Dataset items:
# # # #
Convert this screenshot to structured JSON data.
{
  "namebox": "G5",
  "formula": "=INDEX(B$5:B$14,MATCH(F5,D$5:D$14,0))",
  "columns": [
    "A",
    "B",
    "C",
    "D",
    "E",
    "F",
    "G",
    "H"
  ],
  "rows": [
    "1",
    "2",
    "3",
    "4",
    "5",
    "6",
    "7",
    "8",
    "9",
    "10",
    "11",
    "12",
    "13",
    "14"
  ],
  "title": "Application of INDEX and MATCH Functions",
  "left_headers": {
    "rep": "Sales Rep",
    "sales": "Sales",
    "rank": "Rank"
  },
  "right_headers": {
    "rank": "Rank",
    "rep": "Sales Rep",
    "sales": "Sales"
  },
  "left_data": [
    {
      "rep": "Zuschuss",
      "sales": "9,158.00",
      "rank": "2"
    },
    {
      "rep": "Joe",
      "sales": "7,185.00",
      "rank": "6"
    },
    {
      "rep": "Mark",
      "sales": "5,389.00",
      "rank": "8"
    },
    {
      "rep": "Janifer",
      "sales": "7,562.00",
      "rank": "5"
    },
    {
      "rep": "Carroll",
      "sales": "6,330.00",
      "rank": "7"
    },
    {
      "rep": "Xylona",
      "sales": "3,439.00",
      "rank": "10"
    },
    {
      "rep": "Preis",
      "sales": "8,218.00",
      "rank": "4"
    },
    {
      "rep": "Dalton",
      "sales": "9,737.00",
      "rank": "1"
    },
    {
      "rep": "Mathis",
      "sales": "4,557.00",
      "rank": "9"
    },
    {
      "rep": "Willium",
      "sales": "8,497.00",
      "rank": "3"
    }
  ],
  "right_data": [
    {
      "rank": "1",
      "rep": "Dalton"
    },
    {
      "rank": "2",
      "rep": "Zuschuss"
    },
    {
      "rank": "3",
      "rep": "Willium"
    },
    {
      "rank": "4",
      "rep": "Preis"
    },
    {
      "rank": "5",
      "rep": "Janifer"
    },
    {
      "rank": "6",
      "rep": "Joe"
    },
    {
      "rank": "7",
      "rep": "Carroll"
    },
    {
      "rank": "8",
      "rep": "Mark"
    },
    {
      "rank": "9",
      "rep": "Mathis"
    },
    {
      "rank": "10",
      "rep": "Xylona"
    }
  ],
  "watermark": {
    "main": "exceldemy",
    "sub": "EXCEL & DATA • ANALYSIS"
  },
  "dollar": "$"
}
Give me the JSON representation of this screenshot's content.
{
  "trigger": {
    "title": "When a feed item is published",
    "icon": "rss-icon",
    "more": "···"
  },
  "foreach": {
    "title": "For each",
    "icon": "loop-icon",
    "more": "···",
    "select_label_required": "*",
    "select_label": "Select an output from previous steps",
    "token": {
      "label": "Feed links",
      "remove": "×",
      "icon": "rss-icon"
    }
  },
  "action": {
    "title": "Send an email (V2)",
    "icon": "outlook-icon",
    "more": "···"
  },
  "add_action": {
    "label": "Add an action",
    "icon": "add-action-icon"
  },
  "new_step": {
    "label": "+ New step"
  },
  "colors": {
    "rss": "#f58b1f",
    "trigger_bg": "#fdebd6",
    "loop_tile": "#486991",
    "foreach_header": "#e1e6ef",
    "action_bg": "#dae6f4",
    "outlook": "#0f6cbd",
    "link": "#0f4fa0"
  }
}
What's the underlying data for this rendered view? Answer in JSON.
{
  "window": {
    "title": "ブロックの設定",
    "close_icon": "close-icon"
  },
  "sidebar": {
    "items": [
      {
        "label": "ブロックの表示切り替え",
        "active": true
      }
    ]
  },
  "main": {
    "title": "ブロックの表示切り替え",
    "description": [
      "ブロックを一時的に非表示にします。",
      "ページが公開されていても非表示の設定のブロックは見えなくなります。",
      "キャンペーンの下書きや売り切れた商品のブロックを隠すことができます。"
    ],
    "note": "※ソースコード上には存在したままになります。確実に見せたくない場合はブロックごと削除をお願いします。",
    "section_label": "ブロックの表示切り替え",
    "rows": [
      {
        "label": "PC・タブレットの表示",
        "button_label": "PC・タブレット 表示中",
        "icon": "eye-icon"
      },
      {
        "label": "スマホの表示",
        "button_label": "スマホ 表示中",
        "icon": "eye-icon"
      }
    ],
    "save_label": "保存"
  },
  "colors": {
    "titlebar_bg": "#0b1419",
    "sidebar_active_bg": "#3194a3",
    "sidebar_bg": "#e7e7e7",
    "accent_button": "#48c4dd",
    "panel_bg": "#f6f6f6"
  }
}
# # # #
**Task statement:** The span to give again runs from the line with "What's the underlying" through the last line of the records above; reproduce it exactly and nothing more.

**Your solution:**
What's the underlying data for this rendered view? Answer in JSON.
{
  "window": {
    "title": "ブロックの設定",
    "close_icon": "close-icon"
  },
  "sidebar": {
    "items": [
      {
        "label": "ブロックの表示切り替え",
        "active": true
      }
    ]
  },
  "main": {
    "title": "ブロックの表示切り替え",
    "description": [
      "ブロックを一時的に非表示にします。",
      "ページが公開されていても非表示の設定のブロックは見えなくなります。",
      "キャンペーンの下書きや売り切れた商品のブロックを隠すことができます。"
    ],
    "note": "※ソースコード上には存在したままになります。確実に見せたくない場合はブロックごと削除をお願いします。",
    "section_label": "ブロックの表示切り替え",
    "rows": [
      {
        "label": "PC・タブレットの表示",
        "button_label": "PC・タブレット 表示中",
        "icon": "eye-icon"
      },
      {
        "label": "スマホの表示",
        "button_label": "スマホ 表示中",
        "icon": "eye-icon"
      }
    ],
    "save_label": "保存"
  },
  "colors": {
    "titlebar_bg": "#0b1419",
    "sidebar_active_bg": "#3194a3",
    "sidebar_bg": "#e7e7e7",
    "accent_button": "#48c4dd",
    "panel_bg": "#f6f6f6"
  }
}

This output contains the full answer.